▶ TASK DIRECTIONS
Leave out the pictures and copy each record below exactly.
○ ○ ○ ○ ○ ○ ○
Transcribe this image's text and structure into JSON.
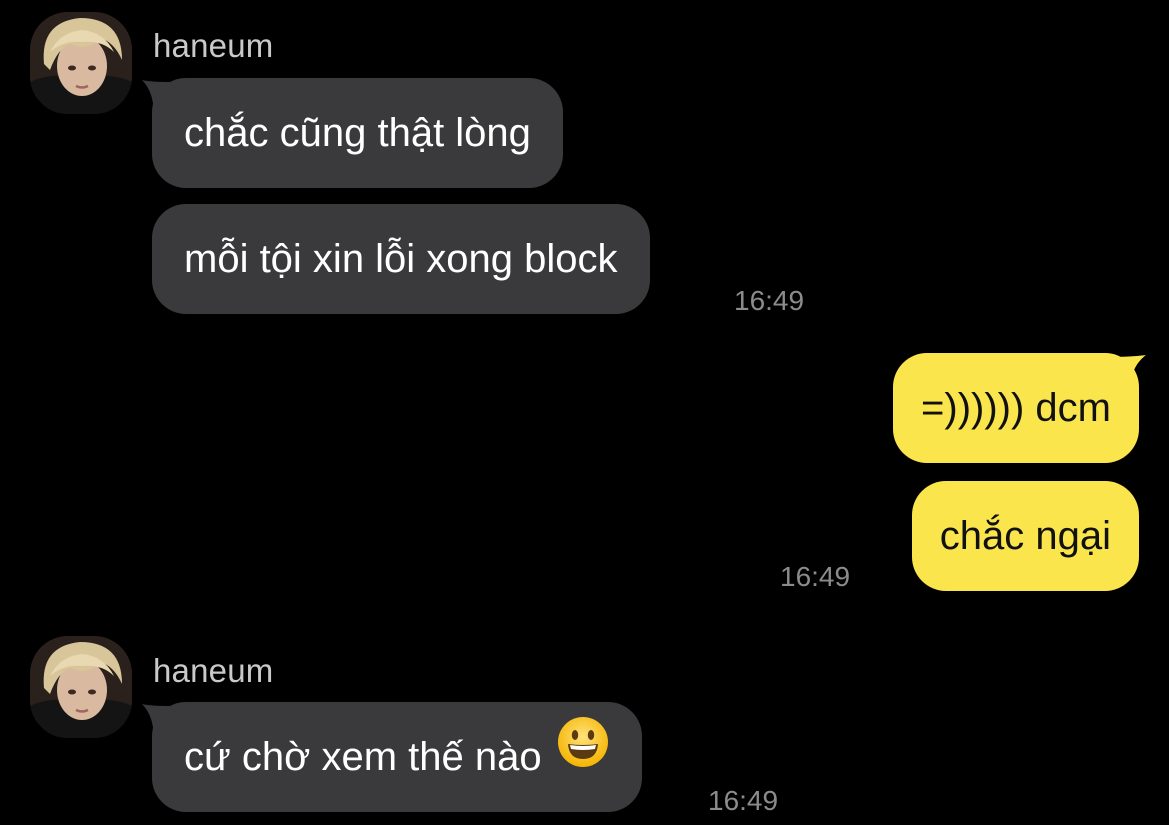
{
  "messages": [
    {
      "direction": "incoming",
      "sender": "haneum",
      "bubbles": [
        "chắc cũng thật lòng",
        "mỗi tội xin lỗi xong block"
      ],
      "time": "16:49"
    },
    {
      "direction": "outgoing",
      "bubbles": [
        "=)))))) dcm",
        "chắc ngại"
      ],
      "time": "16:49"
    },
    {
      "direction": "incoming",
      "sender": "haneum",
      "bubbles": [
        "cứ chờ xem thế nào"
      ],
      "emoji": "grinning-face-emoji",
      "time": "16:49"
    }
  ],
  "colors": {
    "background": "#000000",
    "incoming_bubble": "#3a3a3c",
    "outgoing_bubble": "#fae64c",
    "timestamp": "#8b8b8b",
    "sender_name": "#c9c9c9"
  }
}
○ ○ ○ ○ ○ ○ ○
▶ OUTPUT OF THE EXERCISE
Transcribe this image's text and structure into JSON.
{
  "messages": [
    {
      "direction": "incoming",
      "sender": "haneum",
      "bubbles": [
        "chắc cũng thật lòng",
        "mỗi tội xin lỗi xong block"
      ],
      "time": "16:49"
    },
    {
      "direction": "outgoing",
      "bubbles": [
        "=)))))) dcm",
        "chắc ngại"
      ],
      "time": "16:49"
    },
    {
      "direction": "incoming",
      "sender": "haneum",
      "bubbles": [
        "cứ chờ xem thế nào"
      ],
      "emoji": "grinning-face-emoji",
      "time": "16:49"
    }
  ],
  "colors": {
    "background": "#000000",
    "incoming_bubble": "#3a3a3c",
    "outgoing_bubble": "#fae64c",
    "timestamp": "#8b8b8b",
    "sender_name": "#c9c9c9"
  }
}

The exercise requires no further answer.